How powerful was ENIAC what all could it do?

ENIAC had 20 accumulators each of which could potentially do up to 5000 additions/subtractions per second (this was its total data storage capacity as originally built). To simplify programming it had a multiplier unit that used 4 accumulators to do multiplications by repeated addition and a divider/square rooter that used 5 accumulators to do division or square roots by repeated subtraction. Programming was done by wiring different units together with cables. With optimal programming speeds of 50000 to 100000 additions/subtractions per second could be achieved in short bursts but were impossible to sustain.

Later upgrades were added including 100 words of magnetic core RAM and a limited form of stored program operation from ROM that reduced the machine to having only one programmer accessible accumulator (the other 19 now had fixed hardware uses that the programmer could not directly control) and a maximum speed of about 800 instructions per second. This reduction in performance was not considered a problem as it dramatically simplified usability and the machine was always throttled in performance by its only input/output devices: one punchcard reader and one punchcard punch each operating at 100 cards per minute (with 8 numbers punched per card).

Its first real problem (taking 2 months to run: December 1945 .. January 1946) was simulation of Edward Teller's first hydrogen bomb design called The Super. The problem used a million punchcards and showed almost immediately that this design could not work and was a dead end. On completion of the run it was obvious that a totally different approach to hydrogen bomb design was needed.

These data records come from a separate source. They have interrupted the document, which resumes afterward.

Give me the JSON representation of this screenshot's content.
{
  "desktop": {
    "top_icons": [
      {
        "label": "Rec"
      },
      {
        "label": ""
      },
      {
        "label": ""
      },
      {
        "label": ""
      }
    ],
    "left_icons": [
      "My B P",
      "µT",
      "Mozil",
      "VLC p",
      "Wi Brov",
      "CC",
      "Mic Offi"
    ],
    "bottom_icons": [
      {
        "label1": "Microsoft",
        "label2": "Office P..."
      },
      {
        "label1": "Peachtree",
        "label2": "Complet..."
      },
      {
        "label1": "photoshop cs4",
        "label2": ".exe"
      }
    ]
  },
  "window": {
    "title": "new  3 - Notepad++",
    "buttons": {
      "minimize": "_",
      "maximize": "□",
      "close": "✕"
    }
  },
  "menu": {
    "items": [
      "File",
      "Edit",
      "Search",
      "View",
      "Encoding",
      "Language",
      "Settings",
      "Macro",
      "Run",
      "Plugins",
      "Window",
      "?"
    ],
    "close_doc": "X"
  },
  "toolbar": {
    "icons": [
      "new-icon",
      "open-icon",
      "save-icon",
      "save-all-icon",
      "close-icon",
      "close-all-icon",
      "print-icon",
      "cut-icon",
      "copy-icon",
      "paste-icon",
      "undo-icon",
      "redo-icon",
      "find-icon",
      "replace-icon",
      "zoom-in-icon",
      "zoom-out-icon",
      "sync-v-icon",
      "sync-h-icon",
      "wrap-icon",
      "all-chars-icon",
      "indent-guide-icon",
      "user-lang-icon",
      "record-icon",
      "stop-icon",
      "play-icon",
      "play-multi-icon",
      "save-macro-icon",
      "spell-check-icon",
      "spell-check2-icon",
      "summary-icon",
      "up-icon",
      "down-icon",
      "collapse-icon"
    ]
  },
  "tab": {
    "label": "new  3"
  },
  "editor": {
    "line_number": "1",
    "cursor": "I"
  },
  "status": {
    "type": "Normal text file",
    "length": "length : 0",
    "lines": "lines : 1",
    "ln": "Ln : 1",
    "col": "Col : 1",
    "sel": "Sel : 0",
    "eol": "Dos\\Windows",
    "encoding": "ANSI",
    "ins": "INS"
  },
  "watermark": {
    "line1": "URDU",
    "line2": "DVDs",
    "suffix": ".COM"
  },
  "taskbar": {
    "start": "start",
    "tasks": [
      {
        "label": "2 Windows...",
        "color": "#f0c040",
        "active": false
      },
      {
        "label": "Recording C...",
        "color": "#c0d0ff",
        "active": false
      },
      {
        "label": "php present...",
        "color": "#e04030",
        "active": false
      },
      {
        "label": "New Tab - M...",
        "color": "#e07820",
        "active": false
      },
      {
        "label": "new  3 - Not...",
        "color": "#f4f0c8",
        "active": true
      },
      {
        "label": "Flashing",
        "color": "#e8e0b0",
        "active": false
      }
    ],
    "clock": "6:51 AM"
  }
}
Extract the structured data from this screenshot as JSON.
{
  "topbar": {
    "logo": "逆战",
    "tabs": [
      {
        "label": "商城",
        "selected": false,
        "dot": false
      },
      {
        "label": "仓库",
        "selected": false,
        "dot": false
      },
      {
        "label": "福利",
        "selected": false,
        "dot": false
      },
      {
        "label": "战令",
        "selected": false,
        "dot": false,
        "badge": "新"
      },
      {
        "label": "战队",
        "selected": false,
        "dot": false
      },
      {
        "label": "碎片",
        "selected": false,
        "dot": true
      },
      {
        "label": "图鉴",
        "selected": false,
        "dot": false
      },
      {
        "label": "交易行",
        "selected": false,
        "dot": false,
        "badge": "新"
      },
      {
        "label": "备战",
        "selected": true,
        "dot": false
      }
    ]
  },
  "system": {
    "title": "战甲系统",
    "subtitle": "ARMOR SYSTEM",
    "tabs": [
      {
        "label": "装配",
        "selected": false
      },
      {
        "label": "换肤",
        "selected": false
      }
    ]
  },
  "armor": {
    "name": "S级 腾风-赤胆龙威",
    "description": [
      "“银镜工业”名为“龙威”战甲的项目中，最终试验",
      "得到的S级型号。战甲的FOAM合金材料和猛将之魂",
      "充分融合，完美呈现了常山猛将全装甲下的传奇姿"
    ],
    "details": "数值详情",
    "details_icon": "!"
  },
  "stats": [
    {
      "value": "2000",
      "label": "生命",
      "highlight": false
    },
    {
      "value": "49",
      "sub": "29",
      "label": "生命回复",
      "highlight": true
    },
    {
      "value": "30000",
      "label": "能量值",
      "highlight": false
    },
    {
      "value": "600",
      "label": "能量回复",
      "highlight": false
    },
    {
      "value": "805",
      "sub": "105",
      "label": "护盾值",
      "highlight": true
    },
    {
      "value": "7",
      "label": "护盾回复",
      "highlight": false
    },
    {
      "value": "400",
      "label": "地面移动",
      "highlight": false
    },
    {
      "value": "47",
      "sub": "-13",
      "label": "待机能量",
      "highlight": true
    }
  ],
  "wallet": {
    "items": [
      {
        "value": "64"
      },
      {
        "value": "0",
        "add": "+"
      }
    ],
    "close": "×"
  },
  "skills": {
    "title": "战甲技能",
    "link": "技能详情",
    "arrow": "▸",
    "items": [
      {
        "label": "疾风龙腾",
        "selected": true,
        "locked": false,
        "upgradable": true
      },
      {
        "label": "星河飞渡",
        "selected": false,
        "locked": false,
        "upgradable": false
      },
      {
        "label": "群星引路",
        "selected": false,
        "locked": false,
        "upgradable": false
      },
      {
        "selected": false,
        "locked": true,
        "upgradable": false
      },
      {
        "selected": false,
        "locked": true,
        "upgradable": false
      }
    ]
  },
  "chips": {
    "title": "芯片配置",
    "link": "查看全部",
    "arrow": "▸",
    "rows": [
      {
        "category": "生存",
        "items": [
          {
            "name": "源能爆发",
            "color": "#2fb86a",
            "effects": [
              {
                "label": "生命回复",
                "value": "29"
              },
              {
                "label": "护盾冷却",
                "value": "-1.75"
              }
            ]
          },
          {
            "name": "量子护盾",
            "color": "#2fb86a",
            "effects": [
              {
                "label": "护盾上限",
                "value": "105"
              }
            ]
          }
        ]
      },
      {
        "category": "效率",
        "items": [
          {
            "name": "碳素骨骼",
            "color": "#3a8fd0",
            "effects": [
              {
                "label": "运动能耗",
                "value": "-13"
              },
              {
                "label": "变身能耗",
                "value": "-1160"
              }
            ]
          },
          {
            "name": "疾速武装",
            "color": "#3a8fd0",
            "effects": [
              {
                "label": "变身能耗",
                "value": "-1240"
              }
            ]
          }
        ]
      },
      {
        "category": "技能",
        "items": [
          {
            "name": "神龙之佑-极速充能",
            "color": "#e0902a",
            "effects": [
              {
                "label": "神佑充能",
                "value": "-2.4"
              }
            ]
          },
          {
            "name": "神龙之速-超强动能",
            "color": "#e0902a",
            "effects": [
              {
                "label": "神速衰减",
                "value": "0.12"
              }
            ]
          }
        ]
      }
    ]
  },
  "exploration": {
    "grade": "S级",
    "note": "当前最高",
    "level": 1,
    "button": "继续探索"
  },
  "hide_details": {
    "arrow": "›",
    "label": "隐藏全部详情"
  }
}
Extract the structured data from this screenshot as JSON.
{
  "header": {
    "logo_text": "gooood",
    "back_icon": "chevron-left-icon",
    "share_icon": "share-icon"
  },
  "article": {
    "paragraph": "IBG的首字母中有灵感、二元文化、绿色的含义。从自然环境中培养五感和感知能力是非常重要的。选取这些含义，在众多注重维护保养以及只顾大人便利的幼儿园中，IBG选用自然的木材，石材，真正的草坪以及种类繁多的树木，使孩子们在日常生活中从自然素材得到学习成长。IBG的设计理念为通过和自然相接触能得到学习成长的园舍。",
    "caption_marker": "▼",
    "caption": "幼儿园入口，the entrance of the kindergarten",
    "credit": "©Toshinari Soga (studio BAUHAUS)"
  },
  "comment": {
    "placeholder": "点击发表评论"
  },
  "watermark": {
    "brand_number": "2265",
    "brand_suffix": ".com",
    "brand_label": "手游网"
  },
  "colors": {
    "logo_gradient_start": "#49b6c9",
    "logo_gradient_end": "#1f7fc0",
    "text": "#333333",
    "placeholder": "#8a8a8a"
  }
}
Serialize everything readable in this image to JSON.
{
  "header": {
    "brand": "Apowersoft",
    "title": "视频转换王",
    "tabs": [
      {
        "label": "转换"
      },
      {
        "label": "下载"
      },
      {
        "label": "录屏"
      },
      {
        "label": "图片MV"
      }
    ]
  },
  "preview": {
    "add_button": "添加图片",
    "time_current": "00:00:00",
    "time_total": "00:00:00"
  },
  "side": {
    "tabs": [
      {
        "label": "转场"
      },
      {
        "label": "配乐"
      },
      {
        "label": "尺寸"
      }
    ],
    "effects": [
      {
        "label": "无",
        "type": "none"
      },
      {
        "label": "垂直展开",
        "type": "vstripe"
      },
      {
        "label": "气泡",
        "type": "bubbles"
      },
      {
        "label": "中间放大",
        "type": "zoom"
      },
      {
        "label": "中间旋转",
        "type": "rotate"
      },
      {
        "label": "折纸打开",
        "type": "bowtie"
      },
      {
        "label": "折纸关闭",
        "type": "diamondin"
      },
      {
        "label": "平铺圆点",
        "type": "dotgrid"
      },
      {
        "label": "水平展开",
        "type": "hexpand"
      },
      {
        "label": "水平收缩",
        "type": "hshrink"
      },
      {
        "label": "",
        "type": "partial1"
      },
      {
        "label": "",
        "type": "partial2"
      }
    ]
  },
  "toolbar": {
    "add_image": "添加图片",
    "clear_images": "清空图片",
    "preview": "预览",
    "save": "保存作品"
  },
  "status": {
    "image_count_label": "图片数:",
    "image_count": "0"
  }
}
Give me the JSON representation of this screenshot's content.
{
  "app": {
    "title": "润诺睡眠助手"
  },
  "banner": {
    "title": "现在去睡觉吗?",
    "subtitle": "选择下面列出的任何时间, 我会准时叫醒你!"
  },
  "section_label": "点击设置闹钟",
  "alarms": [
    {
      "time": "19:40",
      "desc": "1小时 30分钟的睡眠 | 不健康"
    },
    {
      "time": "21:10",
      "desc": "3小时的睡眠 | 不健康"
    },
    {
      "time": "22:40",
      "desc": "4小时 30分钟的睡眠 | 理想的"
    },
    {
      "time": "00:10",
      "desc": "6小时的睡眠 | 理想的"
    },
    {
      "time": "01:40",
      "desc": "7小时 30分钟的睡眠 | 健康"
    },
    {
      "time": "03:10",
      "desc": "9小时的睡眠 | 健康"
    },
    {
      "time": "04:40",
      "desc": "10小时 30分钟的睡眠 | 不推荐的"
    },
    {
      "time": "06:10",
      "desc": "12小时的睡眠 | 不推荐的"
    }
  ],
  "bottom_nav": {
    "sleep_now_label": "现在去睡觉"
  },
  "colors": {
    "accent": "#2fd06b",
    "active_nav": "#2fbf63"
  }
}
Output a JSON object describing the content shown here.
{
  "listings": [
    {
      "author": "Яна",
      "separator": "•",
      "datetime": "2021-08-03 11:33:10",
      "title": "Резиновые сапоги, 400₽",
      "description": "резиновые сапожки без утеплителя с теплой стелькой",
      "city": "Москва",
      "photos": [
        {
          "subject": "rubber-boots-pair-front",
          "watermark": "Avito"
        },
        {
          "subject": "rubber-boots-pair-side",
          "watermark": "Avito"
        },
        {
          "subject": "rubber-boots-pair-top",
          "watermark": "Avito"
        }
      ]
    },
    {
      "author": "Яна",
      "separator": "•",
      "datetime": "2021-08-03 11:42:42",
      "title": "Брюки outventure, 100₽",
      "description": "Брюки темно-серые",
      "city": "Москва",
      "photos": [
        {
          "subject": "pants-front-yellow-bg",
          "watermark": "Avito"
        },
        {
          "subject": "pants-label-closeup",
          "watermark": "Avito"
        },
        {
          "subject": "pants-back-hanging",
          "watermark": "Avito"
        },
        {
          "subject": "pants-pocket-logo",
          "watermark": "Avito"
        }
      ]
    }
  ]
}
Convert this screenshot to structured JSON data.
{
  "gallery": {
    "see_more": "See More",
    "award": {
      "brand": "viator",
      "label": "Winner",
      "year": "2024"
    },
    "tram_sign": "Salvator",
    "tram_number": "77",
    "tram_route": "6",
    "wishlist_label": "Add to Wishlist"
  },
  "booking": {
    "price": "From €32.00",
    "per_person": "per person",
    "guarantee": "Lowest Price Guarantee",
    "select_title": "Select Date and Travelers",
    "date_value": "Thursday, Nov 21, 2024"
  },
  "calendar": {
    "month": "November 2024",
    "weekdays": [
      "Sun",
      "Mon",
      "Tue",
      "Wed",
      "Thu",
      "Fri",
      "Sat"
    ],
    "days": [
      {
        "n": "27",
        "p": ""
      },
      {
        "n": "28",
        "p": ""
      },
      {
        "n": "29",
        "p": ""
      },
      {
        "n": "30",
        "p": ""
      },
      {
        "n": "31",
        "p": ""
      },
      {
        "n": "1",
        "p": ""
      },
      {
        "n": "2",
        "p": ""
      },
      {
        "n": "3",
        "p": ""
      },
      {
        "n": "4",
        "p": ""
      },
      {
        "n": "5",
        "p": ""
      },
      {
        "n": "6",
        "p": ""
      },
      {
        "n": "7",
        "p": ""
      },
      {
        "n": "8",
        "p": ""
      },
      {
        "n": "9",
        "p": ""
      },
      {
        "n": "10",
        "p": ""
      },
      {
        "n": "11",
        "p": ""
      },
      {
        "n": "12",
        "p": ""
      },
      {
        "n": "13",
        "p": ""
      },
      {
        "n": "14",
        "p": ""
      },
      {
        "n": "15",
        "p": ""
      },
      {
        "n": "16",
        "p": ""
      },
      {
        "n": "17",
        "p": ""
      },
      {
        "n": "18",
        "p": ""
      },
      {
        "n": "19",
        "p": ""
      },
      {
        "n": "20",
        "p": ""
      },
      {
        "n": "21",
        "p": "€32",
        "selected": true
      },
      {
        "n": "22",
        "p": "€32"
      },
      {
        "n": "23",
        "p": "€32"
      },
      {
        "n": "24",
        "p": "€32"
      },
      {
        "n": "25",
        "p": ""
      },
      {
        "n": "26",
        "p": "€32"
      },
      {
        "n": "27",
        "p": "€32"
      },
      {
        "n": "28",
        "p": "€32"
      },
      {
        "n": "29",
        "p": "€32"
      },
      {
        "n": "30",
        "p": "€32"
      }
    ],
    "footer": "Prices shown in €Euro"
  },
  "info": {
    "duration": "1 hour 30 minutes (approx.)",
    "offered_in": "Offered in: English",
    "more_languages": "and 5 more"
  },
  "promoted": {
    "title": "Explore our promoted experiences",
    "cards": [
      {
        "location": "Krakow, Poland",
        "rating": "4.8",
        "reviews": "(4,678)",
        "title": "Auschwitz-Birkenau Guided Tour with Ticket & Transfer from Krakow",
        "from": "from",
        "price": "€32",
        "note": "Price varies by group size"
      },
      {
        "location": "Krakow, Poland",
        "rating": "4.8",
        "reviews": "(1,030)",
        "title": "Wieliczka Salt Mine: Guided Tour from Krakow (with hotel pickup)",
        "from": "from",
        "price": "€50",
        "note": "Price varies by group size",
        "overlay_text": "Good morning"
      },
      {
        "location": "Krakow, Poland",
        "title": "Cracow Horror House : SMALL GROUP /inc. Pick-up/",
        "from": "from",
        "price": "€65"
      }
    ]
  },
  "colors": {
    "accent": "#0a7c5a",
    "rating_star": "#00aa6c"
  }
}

It was a very flexible computer and could do anything a modern computer can, IF the variables of the problem could fit in its limited memory space.